● **ACTIVITY**: Copy each line of the following data that contains "dims".

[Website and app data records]
'''

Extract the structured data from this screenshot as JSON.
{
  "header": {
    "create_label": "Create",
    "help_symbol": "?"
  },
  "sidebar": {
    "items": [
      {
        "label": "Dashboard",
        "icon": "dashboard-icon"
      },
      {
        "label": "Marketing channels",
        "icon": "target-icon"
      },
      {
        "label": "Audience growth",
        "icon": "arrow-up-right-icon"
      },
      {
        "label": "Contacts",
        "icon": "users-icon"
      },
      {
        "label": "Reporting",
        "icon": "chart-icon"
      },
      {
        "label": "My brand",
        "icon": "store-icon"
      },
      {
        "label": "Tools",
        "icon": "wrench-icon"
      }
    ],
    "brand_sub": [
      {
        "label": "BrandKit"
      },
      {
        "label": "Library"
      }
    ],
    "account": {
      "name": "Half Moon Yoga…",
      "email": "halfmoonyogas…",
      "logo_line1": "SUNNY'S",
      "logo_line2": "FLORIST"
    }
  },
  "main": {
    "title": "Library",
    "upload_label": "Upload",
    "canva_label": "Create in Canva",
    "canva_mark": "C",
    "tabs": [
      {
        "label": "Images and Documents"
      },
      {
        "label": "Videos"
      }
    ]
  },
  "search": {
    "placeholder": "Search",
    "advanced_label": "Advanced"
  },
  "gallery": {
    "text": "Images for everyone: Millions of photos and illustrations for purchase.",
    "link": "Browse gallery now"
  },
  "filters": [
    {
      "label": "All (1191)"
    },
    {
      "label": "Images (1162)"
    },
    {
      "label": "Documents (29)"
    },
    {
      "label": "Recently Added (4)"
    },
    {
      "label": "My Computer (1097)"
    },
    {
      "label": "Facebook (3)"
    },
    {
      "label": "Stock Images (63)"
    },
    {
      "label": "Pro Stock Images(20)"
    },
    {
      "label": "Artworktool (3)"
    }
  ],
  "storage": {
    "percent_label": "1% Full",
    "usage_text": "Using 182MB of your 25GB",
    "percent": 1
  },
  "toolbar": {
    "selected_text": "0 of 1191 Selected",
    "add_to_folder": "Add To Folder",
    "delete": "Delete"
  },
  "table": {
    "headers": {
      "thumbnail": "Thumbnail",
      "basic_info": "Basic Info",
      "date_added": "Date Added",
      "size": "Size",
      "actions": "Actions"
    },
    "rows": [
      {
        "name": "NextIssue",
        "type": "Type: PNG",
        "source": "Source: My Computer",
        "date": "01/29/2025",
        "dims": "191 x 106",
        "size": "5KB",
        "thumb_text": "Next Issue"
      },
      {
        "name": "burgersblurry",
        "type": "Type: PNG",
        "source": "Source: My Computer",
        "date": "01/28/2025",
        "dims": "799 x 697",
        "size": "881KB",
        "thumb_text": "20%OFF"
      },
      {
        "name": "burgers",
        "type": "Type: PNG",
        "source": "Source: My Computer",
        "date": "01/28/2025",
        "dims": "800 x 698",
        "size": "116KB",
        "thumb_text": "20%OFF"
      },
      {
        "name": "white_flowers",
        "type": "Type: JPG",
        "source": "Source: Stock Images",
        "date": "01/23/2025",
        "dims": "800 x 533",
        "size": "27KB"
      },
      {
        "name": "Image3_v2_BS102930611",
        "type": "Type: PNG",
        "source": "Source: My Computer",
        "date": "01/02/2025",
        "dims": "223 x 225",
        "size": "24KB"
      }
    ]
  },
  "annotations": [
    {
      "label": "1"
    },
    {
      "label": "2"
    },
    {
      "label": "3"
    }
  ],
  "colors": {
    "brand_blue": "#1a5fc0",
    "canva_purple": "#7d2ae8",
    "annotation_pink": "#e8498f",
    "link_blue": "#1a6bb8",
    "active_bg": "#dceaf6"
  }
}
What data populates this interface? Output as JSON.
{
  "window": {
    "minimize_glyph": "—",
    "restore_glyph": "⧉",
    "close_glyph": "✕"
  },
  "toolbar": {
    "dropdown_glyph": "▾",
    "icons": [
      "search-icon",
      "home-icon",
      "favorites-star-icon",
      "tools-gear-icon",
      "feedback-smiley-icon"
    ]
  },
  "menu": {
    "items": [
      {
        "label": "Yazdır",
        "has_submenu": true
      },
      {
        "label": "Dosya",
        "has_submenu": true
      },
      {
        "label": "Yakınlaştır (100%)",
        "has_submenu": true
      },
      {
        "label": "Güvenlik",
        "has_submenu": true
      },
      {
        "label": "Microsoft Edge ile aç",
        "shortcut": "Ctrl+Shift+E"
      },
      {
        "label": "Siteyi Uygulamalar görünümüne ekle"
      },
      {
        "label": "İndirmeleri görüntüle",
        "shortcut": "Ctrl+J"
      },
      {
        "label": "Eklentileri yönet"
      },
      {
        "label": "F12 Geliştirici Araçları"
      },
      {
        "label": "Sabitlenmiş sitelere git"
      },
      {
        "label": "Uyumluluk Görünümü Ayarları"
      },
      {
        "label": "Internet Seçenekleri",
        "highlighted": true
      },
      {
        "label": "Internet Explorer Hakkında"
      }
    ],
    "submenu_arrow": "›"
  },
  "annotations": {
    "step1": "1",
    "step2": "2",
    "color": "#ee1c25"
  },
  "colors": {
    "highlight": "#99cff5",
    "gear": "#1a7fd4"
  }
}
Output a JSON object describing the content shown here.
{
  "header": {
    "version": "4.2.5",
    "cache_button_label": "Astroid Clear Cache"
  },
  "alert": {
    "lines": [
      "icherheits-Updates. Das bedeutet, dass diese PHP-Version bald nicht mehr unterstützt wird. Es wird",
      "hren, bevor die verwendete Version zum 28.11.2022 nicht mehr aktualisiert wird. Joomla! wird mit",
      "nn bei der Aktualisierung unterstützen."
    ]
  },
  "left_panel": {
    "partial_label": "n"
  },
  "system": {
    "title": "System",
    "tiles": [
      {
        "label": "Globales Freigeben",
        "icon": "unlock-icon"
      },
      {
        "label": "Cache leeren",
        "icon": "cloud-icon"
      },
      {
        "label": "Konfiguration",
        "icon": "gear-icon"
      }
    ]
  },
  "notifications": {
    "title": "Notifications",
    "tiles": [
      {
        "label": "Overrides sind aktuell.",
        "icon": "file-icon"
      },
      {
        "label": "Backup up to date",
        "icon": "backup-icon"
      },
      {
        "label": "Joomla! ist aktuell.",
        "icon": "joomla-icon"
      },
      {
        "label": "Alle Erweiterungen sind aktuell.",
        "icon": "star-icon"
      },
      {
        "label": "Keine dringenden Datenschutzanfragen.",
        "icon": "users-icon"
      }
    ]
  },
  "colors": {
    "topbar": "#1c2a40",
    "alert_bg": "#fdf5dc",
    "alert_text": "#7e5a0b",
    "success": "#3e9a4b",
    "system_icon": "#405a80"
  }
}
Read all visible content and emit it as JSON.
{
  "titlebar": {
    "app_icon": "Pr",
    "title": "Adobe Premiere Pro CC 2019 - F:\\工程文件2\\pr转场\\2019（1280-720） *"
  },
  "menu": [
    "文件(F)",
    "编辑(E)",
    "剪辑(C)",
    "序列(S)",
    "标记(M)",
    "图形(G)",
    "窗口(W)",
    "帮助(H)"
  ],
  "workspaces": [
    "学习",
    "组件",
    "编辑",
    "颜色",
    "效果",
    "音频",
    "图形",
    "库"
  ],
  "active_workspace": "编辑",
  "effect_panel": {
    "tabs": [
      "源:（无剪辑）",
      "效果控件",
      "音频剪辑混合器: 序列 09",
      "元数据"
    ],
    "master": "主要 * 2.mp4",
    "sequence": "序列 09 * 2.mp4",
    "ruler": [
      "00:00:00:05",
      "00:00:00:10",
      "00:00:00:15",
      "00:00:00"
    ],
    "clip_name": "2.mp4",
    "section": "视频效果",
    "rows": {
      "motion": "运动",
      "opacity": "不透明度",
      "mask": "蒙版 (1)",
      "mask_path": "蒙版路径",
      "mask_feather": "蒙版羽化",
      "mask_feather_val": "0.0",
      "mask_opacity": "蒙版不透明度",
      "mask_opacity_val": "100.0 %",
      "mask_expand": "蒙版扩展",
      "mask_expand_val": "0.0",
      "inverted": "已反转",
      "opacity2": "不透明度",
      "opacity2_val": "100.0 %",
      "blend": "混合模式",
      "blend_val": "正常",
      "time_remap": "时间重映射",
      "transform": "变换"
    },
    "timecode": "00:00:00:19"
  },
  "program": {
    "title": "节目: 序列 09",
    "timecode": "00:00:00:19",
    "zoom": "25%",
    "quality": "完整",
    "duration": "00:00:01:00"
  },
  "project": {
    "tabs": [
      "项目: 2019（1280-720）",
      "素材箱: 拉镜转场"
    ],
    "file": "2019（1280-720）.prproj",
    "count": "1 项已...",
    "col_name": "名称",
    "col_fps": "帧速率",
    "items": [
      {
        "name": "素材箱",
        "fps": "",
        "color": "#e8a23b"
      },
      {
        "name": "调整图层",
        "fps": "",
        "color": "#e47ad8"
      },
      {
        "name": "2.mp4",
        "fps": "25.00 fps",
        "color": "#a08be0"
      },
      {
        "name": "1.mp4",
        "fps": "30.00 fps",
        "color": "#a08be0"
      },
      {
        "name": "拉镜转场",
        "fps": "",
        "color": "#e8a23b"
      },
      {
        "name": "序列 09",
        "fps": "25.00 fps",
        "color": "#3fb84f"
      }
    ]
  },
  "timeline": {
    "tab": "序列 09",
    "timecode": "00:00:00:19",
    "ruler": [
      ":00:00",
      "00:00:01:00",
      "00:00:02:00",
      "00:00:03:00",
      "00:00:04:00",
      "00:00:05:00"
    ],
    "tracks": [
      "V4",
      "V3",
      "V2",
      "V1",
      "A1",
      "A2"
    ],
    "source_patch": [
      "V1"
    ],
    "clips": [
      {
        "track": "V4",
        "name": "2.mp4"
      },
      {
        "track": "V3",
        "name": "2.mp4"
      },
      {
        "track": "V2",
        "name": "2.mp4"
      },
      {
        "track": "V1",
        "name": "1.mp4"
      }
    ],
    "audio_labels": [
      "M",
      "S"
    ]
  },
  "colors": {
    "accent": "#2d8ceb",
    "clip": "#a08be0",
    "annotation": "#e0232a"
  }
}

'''

● **PROBLEM SOLUTION**:
        "dims": "191 x 106",
        "dims": "799 x 697",
        "dims": "800 x 698",
        "dims": "800 x 533",
        "dims": "223 x 225",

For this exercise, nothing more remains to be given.